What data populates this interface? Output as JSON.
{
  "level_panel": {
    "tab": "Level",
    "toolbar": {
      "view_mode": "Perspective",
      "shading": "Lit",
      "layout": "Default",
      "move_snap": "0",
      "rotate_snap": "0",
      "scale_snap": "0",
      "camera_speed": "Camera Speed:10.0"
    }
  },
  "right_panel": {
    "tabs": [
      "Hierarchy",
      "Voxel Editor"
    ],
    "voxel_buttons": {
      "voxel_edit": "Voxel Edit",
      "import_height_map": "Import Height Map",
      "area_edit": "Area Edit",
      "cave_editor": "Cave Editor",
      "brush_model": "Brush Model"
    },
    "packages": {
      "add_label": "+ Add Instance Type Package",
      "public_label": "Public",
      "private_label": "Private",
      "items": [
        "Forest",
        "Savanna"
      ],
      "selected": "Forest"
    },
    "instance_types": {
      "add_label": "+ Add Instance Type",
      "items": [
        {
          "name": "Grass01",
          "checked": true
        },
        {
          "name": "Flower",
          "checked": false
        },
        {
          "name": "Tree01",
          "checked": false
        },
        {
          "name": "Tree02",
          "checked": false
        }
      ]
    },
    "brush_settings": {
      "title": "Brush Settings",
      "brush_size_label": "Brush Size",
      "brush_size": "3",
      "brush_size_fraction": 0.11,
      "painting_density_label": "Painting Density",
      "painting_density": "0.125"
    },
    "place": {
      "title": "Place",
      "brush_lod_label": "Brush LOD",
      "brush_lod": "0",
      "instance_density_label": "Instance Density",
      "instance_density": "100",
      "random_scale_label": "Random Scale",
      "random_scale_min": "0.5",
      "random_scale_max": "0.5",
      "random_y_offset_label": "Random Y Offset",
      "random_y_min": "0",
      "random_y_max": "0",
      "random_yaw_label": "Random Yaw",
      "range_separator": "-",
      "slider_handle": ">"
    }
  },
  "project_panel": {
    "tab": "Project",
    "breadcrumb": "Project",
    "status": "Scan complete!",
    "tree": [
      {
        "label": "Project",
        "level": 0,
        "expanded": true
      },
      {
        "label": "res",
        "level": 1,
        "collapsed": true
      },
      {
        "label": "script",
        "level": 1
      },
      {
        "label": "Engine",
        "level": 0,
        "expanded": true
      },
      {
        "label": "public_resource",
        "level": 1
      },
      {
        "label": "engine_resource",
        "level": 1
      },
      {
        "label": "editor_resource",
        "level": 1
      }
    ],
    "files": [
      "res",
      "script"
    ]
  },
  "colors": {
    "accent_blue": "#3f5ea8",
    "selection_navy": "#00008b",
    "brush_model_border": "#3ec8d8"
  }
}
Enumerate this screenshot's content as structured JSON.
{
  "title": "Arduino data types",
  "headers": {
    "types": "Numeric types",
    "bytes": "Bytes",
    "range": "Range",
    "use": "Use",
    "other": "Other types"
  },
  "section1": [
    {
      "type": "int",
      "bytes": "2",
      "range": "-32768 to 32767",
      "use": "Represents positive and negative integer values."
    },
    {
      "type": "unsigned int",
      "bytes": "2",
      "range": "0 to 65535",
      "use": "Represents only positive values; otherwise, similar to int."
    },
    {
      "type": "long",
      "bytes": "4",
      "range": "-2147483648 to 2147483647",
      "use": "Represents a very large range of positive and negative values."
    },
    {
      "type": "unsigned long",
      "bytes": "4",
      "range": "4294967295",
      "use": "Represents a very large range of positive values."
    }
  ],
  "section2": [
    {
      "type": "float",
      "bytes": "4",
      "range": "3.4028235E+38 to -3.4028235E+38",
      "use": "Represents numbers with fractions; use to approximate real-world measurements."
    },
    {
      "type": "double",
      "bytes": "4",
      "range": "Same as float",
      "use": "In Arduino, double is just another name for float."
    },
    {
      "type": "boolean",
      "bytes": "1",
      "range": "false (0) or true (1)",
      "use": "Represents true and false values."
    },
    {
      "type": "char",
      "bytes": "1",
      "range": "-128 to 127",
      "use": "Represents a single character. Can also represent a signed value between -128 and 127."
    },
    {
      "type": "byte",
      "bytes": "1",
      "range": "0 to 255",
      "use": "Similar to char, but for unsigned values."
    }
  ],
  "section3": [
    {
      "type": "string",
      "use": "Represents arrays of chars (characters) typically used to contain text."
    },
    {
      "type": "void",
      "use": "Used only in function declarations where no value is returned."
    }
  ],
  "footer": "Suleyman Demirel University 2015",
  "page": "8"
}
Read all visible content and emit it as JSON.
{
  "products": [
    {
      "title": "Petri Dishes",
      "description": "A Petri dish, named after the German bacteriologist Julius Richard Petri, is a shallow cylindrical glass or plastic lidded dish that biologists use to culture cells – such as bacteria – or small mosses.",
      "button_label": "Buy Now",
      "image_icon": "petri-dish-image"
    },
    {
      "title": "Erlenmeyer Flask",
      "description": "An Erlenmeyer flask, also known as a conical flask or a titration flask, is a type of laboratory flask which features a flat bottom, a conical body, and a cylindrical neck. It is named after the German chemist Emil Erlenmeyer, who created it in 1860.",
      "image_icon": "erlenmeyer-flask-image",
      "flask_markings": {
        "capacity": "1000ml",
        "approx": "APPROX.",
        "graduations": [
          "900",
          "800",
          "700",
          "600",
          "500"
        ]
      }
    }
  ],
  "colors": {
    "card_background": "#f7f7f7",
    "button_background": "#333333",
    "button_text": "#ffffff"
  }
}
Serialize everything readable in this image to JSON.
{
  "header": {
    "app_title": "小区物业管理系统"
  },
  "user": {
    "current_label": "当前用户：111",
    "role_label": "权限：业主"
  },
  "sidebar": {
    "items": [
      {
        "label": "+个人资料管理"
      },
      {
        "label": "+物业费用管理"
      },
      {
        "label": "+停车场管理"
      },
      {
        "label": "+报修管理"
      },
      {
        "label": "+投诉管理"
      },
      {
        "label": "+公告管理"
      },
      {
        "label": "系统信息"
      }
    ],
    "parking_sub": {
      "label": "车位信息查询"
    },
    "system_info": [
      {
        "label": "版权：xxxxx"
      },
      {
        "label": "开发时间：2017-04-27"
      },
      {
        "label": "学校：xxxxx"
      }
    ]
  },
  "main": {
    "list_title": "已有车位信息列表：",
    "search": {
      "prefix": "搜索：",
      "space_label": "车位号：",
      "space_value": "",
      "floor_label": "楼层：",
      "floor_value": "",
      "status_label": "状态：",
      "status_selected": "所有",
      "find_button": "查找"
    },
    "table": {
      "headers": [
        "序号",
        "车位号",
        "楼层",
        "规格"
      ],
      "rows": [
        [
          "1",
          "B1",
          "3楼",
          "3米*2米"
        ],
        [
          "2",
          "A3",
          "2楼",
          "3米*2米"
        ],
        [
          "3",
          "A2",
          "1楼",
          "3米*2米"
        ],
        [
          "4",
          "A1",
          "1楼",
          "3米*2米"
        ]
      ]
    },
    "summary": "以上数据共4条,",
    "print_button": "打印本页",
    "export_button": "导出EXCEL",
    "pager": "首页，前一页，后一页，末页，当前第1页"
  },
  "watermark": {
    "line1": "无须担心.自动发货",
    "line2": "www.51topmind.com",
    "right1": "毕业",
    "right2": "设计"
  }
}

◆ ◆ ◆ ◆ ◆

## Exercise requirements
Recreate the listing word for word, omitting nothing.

## Response below
What data populates this interface? Output as JSON.
{
  "level_panel": {
    "tab": "Level",
    "toolbar": {
      "view_mode": "Perspective",
      "shading": "Lit",
      "layout": "Default",
      "move_snap": "0",
      "rotate_snap": "0",
      "scale_snap": "0",
      "camera_speed": "Camera Speed:10.0"
    }
  },
  "right_panel": {
    "tabs": [
      "Hierarchy",
      "Voxel Editor"
    ],
    "voxel_buttons": {
      "voxel_edit": "Voxel Edit",
      "import_height_map": "Import Height Map",
      "area_edit": "Area Edit",
      "cave_editor": "Cave Editor",
      "brush_model": "Brush Model"
    },
    "packages": {
      "add_label": "+ Add Instance Type Package",
      "public_label": "Public",
      "private_label": "Private",
      "items": [
        "Forest",
        "Savanna"
      ],
      "selected": "Forest"
    },
    "instance_types": {
      "add_label": "+ Add Instance Type",
      "items": [
        {
          "name": "Grass01",
          "checked": true
        },
        {
          "name": "Flower",
          "checked": false
        },
        {
          "name": "Tree01",
          "checked": false
        },
        {
          "name": "Tree02",
          "checked": false
        }
      ]
    },
    "brush_settings": {
      "title": "Brush Settings",
      "brush_size_label": "Brush Size",
      "brush_size": "3",
      "brush_size_fraction": 0.11,
      "painting_density_label": "Painting Density",
      "painting_density": "0.125"
    },
    "place": {
      "title": "Place",
      "brush_lod_label": "Brush LOD",
      "brush_lod": "0",
      "instance_density_label": "Instance Density",
      "instance_density": "100",
      "random_scale_label": "Random Scale",
      "random_scale_min": "0.5",
      "random_scale_max": "0.5",
      "random_y_offset_label": "Random Y Offset",
      "random_y_min": "0",
      "random_y_max": "0",
      "random_yaw_label": "Random Yaw",
      "range_separator": "-",
      "slider_handle": ">"
    }
  },
  "project_panel": {
    "tab": "Project",
    "breadcrumb": "Project",
    "status": "Scan complete!",
    "tree": [
      {
        "label": "Project",
        "level": 0,
        "expanded": true
      },
      {
        "label": "res",
        "level": 1,
        "collapsed": true
      },
      {
        "label": "script",
        "level": 1
      },
      {
        "label": "Engine",
        "level": 0,
        "expanded": true
      },
      {
        "label": "public_resource",
        "level": 1
      },
      {
        "label": "engine_resource",
        "level": 1
      },
      {
        "label": "editor_resource",
        "level": 1
      }
    ],
    "files": [
      "res",
      "script"
    ]
  },
  "colors": {
    "accent_blue": "#3f5ea8",
    "selection_navy": "#00008b",
    "brush_model_border": "#3ec8d8"
  }
}
Enumerate this screenshot's content as structured JSON.
{
  "title": "Arduino data types",
  "headers": {
    "types": "Numeric types",
    "bytes": "Bytes",
    "range": "Range",
    "use": "Use",
    "other": "Other types"
  },
  "section1": [
    {
      "type": "int",
      "bytes": "2",
      "range": "-32768 to 32767",
      "use": "Represents positive and negative integer values."
    },
    {
      "type": "unsigned int",
      "bytes": "2",
      "range": "0 to 65535",
      "use": "Represents only positive values; otherwise, similar to int."
    },
    {
      "type": "long",
      "bytes": "4",
      "range": "-2147483648 to 2147483647",
      "use": "Represents a very large range of positive and negative values."
    },
    {
      "type": "unsigned long",
      "bytes": "4",
      "range": "4294967295",
      "use": "Represents a very large range of positive values."
    }
  ],
  "section2": [
    {
      "type": "float",
      "bytes": "4",
      "range": "3.4028235E+38 to -3.4028235E+38",
      "use": "Represents numbers with fractions; use to approximate real-world measurements."
    },
    {
      "type": "double",
      "bytes": "4",
      "range": "Same as float",
      "use": "In Arduino, double is just another name for float."
    },
    {
      "type": "boolean",
      "bytes": "1",
      "range": "false (0) or true (1)",
      "use": "Represents true and false values."
    },
    {
      "type": "char",
      "bytes": "1",
      "range": "-128 to 127",
      "use": "Represents a single character. Can also represent a signed value between -128 and 127."
    },
    {
      "type": "byte",
      "bytes": "1",
      "range": "0 to 255",
      "use": "Similar to char, but for unsigned values."
    }
  ],
  "section3": [
    {
      "type": "string",
      "use": "Represents arrays of chars (characters) typically used to contain text."
    },
    {
      "type": "void",
      "use": "Used only in function declarations where no value is returned."
    }
  ],
  "footer": "Suleyman Demirel University 2015",
  "page": "8"
}
Read all visible content and emit it as JSON.
{
  "products": [
    {
      "title": "Petri Dishes",
      "description": "A Petri dish, named after the German bacteriologist Julius Richard Petri, is a shallow cylindrical glass or plastic lidded dish that biologists use to culture cells – such as bacteria – or small mosses.",
      "button_label": "Buy Now",
      "image_icon": "petri-dish-image"
    },
    {
      "title": "Erlenmeyer Flask",
      "description": "An Erlenmeyer flask, also known as a conical flask or a titration flask, is a type of laboratory flask which features a flat bottom, a conical body, and a cylindrical neck. It is named after the German chemist Emil Erlenmeyer, who created it in 1860.",
      "image_icon": "erlenmeyer-flask-image",
      "flask_markings": {
        "capacity": "1000ml",
        "approx": "APPROX.",
        "graduations": [
          "900",
          "800",
          "700",
          "600",
          "500"
        ]
      }
    }
  ],
  "colors": {
    "card_background": "#f7f7f7",
    "button_background": "#333333",
    "button_text": "#ffffff"
  }
}
Serialize everything readable in this image to JSON.
{
  "header": {
    "app_title": "小区物业管理系统"
  },
  "user": {
    "current_label": "当前用户：111",
    "role_label": "权限：业主"
  },
  "sidebar": {
    "items": [
      {
        "label": "+个人资料管理"
      },
      {
        "label": "+物业费用管理"
      },
      {
        "label": "+停车场管理"
      },
      {
        "label": "+报修管理"
      },
      {
        "label": "+投诉管理"
      },
      {
        "label": "+公告管理"
      },
      {
        "label": "系统信息"
      }
    ],
    "parking_sub": {
      "label": "车位信息查询"
    },
    "system_info": [
      {
        "label": "版权：xxxxx"
      },
      {
        "label": "开发时间：2017-04-27"
      },
      {
        "label": "学校：xxxxx"
      }
    ]
  },
  "main": {
    "list_title": "已有车位信息列表：",
    "search": {
      "prefix": "搜索：",
      "space_label": "车位号：",
      "space_value": "",
      "floor_label": "楼层：",
      "floor_value": "",
      "status_label": "状态：",
      "status_selected": "所有",
      "find_button": "查找"
    },
    "table": {
      "headers": [
        "序号",
        "车位号",
        "楼层",
        "规格"
      ],
      "rows": [
        [
          "1",
          "B1",
          "3楼",
          "3米*2米"
        ],
        [
          "2",
          "A3",
          "2楼",
          "3米*2米"
        ],
        [
          "3",
          "A2",
          "1楼",
          "3米*2米"
        ],
        [
          "4",
          "A1",
          "1楼",
          "3米*2米"
        ]
      ]
    },
    "summary": "以上数据共4条,",
    "print_button": "打印本页",
    "export_button": "导出EXCEL",
    "pager": "首页，前一页，后一页，末页，当前第1页"
  },
  "watermark": {
    "line1": "无须担心.自动发货",
    "line2": "www.51topmind.com",
    "right1": "毕业",
    "right2": "设计"
  }
}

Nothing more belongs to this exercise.